Information technology advances are leading to ever-growing accumulations of “big data,” making it feasible to quantify more things long thought immeasurable.
Arizona State University professor Ying-Cheng Lai and his research partners are combining expertise in computer science, engineering, mathematics, statistics and physics in analyzing big data to explore human-interest dynamics.
They want to see if it’s possible to identify patterns in what motivates people to become interested in particular things, what makes them maintain certain interests and what causes them to lose interest.
“Big data now provides a platform for exploring the dynamics of why people change their minds about certain things,” Lai says. “Are there intrinsic rules that govern when something interests people, and what influences us to become interested?”
Learning what attracts and holds peoples’ interests is a door to better understanding and predicting human behavior – providing knowledge that can be valuable to business, economics, social sciences, healthcare, even national defense, Lai says.
Lai is a professor in the School of Electrical, Computer and Energy Engineering, one of ASU’s Ira A. Fulton Schools of Engineering.
He is working on the human-interest dynamics project with ASU electrical engineering research scientist Zi-Gang Huang and graduate student Zhi-Dan Zhao.
Huang is also a researcher with the Institute of Computational Physics and Complex Systems at Lanzhou University in China. Zhao is also with the Web Sciences Center at the University of Electronic Science and Technology of China.
Other team members are Zimo Yang, Tao Zhou and Zike Zhang, all with the Web Sciences Center in China. Zhang is also with the Institute for Information Economy at Hangzhou Normal University in China.
The team is working with large data sets being provided by three large companies in China – two e-commerce companies and a mobile communications business.
Those data sets are big enough to eventually give researchers a credible indication of about how much of peoples’ decision-making follows patterns, or if it’s mostly random and chaotic, Lai says.
By examining and analyzing how millions of people are making decisions online or on mobile phones about using the companies’ services, researchers expect to understand how a wide variety of factors attracts, or fails to attract, individuals’ interest.
Lai, who brings a physics perspective to solving engineering challenges, is providing a key aspect to the project: the application of a statistical physics approach to the study of big data.

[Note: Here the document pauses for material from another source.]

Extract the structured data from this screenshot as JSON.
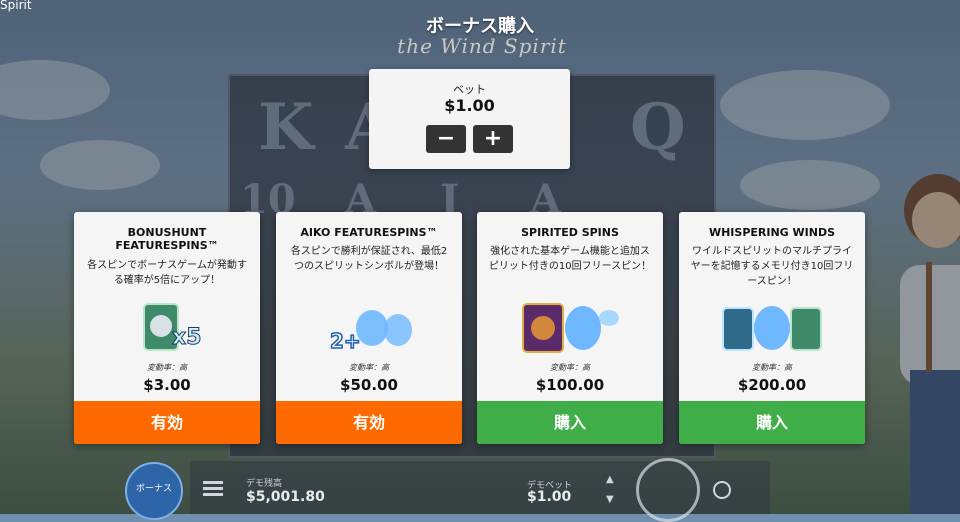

As he explains, trying to analyze a large amount of data to seek trends and patterns is similar to what physicists do when examining millions of particles of matter and trying to understand the nature of all the interactions of the particles and the affects of those interactions.
“It is difficult to pin down the exact relationships between all the particles and how all the variables are changing, particularly when changes in the microscopic particles are having an impact on a large macroscopic system,” he says. However, it is possible to deduce from microscopic interactions how macroscopic variables depend upon each other, the so-called “scaling relations,” he adds.
Having information on the massive scale provided by big data can enable researchers to get a clearer picture despite the variables and randomness in peoples’ decision-making.
“We should be able to develop some predictive capability,” Lai says.
Such predictive findings about human-interest dynamics could aid psychiatrists in better diagnosing patients’ conditions and prescribing more effective mental-health therapies.
Using knowledge of what drives interest to predict human behavior could also be valuable in devising national security and defense strategies, and in guiding the engineering and design of transportation systems and similar high-interaction environments.
By providing a deeper understanding of what shapes and changes consumer interests and behavior, the research promises to offer advertising, marketing and product-development industries a more solid basis for long-term business planning and strategy.
Lai says the project is the first thoroughly systematic attempt to probe the intricacies of the dynamics at work when people develop – or lose – interest in various things. “We expect our findings to have applications in many more areas.”
To read more details about the project, see the research paper by Lai’s team published in journal Scientific Reports.
Joe Kullman, email@example.com
Ira A. Fulton Schools of Engineering